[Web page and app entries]
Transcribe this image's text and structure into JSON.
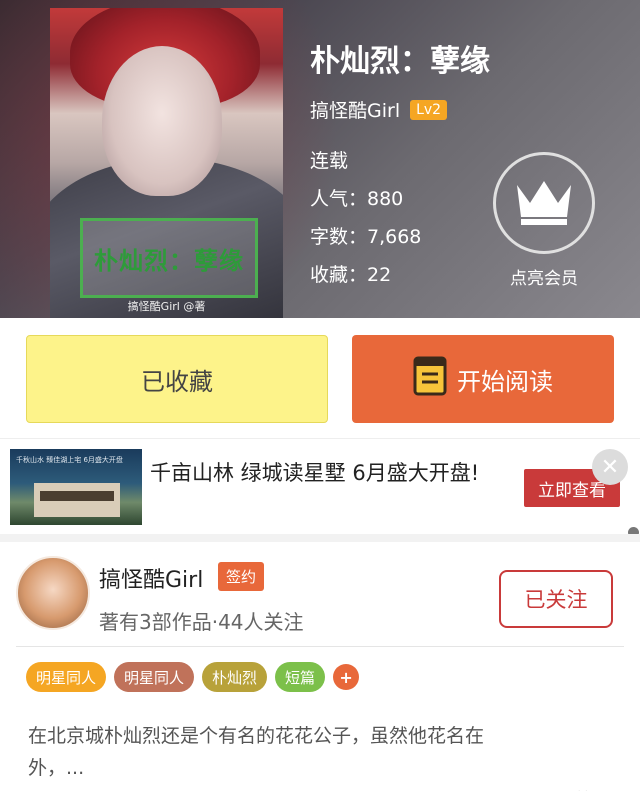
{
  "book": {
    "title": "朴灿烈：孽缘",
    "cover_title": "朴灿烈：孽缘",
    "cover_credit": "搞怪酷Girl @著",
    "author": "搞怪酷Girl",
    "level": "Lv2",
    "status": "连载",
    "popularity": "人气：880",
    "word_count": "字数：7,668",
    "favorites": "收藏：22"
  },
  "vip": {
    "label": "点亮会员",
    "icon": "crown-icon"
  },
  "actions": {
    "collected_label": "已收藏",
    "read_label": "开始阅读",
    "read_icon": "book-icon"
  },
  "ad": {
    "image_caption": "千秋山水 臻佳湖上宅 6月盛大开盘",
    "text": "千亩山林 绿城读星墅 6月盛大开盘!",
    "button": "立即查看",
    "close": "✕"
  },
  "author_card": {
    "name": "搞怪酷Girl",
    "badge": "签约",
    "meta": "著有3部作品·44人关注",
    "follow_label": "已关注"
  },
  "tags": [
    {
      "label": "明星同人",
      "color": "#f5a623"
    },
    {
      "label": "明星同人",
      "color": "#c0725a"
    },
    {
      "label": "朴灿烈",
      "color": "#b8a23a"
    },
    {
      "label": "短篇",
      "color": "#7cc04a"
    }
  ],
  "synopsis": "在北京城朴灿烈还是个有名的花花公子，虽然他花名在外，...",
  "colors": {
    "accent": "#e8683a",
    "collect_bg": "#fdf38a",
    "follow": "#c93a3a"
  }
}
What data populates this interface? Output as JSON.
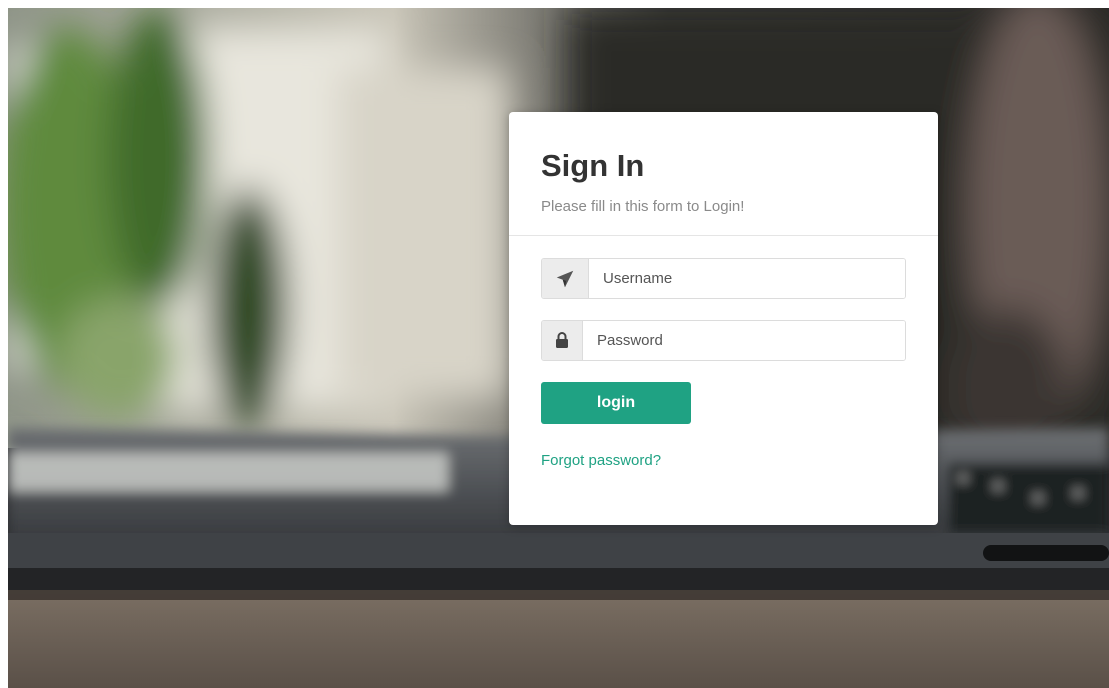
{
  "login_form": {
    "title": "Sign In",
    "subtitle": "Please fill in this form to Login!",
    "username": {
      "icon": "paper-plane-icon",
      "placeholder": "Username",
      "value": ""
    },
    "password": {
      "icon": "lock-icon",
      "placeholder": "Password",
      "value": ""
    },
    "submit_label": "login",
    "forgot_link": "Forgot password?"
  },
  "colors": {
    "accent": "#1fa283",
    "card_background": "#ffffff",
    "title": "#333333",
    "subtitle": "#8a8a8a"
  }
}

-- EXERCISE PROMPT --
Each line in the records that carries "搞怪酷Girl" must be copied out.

-- RESULT OF THE EXERCISE --
    "cover_credit": "搞怪酷Girl @著",
    "author": "搞怪酷Girl",
    "name": "搞怪酷Girl",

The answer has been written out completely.